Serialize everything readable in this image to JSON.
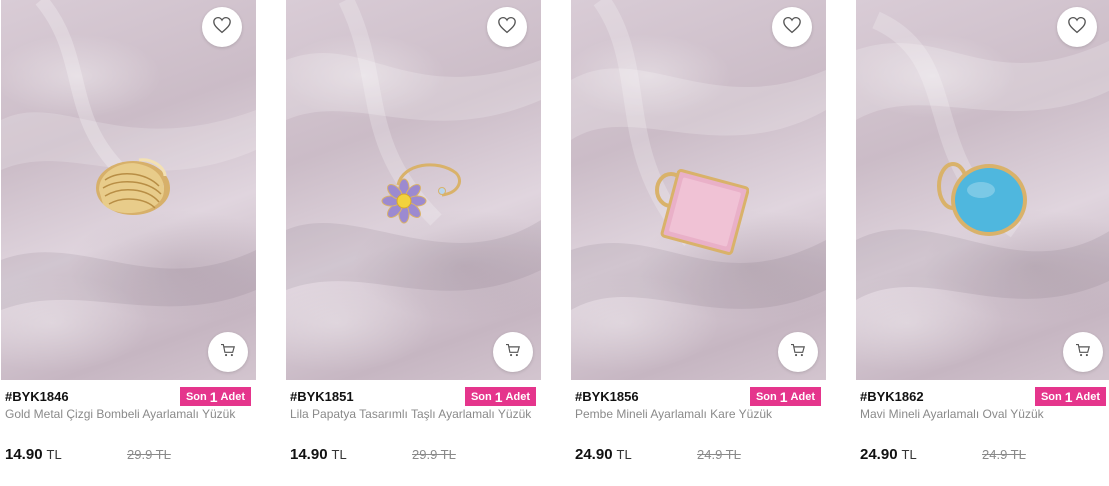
{
  "products": [
    {
      "code": "#BYK1846",
      "stock": {
        "prefix": "Son",
        "count": "1",
        "suffix": "Adet"
      },
      "name": "Gold Metal Çizgi Bombeli Ayarlamalı Yüzük",
      "price": "14.90",
      "currency": "TL",
      "old_price": "29.9 TL",
      "ring": "gold-ribbed-ring"
    },
    {
      "code": "#BYK1851",
      "stock": {
        "prefix": "Son",
        "count": "1",
        "suffix": "Adet"
      },
      "name": "Lila Papatya Tasarımlı Taşlı Ayarlamalı Yüzük",
      "price": "14.90",
      "currency": "TL",
      "old_price": "29.9 TL",
      "ring": "lilac-daisy-ring"
    },
    {
      "code": "#BYK1856",
      "stock": {
        "prefix": "Son",
        "count": "1",
        "suffix": "Adet"
      },
      "name": "Pembe Mineli Ayarlamalı Kare Yüzük",
      "price": "24.90",
      "currency": "TL",
      "old_price": "24.9 TL",
      "ring": "pink-square-ring"
    },
    {
      "code": "#BYK1862",
      "stock": {
        "prefix": "Son",
        "count": "1",
        "suffix": "Adet"
      },
      "name": "Mavi Mineli Ayarlamalı Oval Yüzük",
      "price": "24.90",
      "currency": "TL",
      "old_price": "24.9 TL",
      "ring": "blue-oval-ring"
    }
  ],
  "icons": {
    "favorite": "heart-icon",
    "cart": "cart-icon"
  },
  "colors": {
    "stock_badge": "#e5358c",
    "price_text": "#111111",
    "muted_text": "#8a8a8a"
  }
}
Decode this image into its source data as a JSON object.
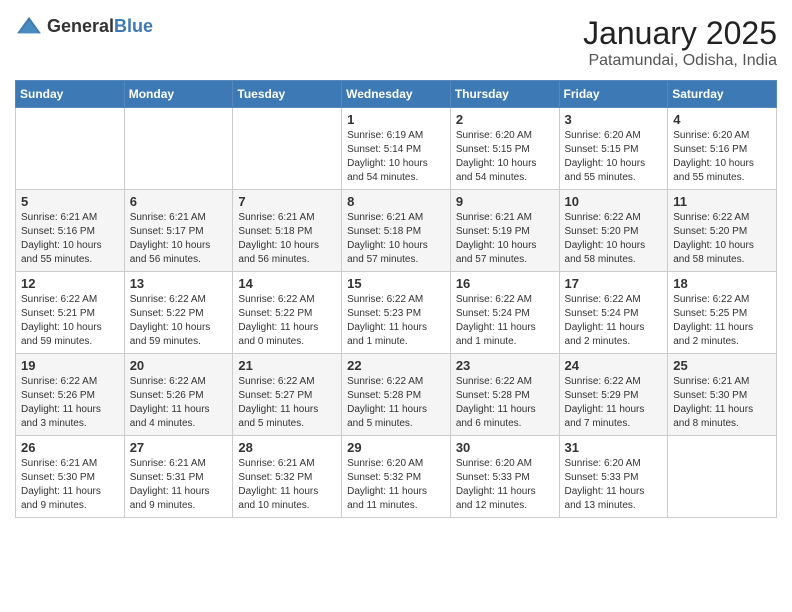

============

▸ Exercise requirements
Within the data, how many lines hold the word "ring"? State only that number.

▸ Answer space
4